Forensic ornithology is also used for bird identification by customs authorities through the examination of bird feathers, eggs, egg fragments (bird egg identification), bird specimens and nests confiscated at airports and seaports.

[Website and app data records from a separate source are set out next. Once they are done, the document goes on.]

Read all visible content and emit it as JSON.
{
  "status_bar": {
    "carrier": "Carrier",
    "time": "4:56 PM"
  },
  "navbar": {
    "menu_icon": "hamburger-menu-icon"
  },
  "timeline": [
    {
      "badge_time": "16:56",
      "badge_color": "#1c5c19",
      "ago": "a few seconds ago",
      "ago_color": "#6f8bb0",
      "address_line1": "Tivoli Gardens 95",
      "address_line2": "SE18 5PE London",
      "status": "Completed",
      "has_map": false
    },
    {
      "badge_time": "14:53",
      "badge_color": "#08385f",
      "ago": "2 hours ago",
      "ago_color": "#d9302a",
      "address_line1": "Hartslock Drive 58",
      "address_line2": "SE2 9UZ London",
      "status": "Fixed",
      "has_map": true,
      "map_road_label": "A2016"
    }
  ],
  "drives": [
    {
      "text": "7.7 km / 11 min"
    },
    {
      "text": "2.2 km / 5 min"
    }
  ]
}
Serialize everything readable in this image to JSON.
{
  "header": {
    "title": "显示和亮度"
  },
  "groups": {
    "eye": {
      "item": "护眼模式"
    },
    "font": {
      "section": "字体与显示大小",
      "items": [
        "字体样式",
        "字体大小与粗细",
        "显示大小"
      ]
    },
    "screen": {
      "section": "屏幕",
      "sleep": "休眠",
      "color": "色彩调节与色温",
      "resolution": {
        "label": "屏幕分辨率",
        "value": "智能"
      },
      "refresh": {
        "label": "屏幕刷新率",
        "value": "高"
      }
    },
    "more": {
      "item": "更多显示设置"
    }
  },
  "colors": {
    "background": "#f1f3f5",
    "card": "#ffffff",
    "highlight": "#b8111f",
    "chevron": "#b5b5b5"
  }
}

When birds strike aircraft they can inflict massive damage to the aircraft and, occasionally, cause the loss of human life. Therefore, Ambecol designs, implements and monitors the efficiency of bird hazard management plans at airports to help reduce the incidents of bird strikes. We also design and implement similar plans for wind farms to help reduce the incidence of strikes between wind turbines and birds.Feathers are among the most uniquely designed, beautiful structures in nature and have evolved to serve a variety of functions (e.g. protection, recognition, attraction, aerodynamics, insulation). While there are many different types of feathers on a single bird’s body (e.g., contour, semiplume, down, bristle, filoplume), the contour (body, wing and tail) feathers are the most diagnostic to the casual observer. Recognizing the plumage (a collective term for all of the feathers that cover the bird’s body) is one of the most common ways that we identify the many different species of birds. The individual feathers (which together make up the plumage) also vary among and within species, and even exhibit differences on a single bird’s body. For example, examination of the plumage of a male Mallard Duck (Anas platyrhynchos) reveals different colors, shapes, textures, sizes, and patterns on most every part of the body. In addition, each contour feather is generally made up of different types of barbs – 1) Pennaceous barbs are stiff and make up the feather vanes which give color, pattern and texture to the whole feather, 2) Plumulaceous (downy) barbs are fluffy, soft barbs located at the base of most contour feathers and are thought to aid in insulation. Although these two types of barbs have homologous structures, they appear very different from each other when viewed with light microscopy. The reasons for these morphological differences are not truly known but could be due to functional constraints on each part of the feather (e.g. flight vs insulation).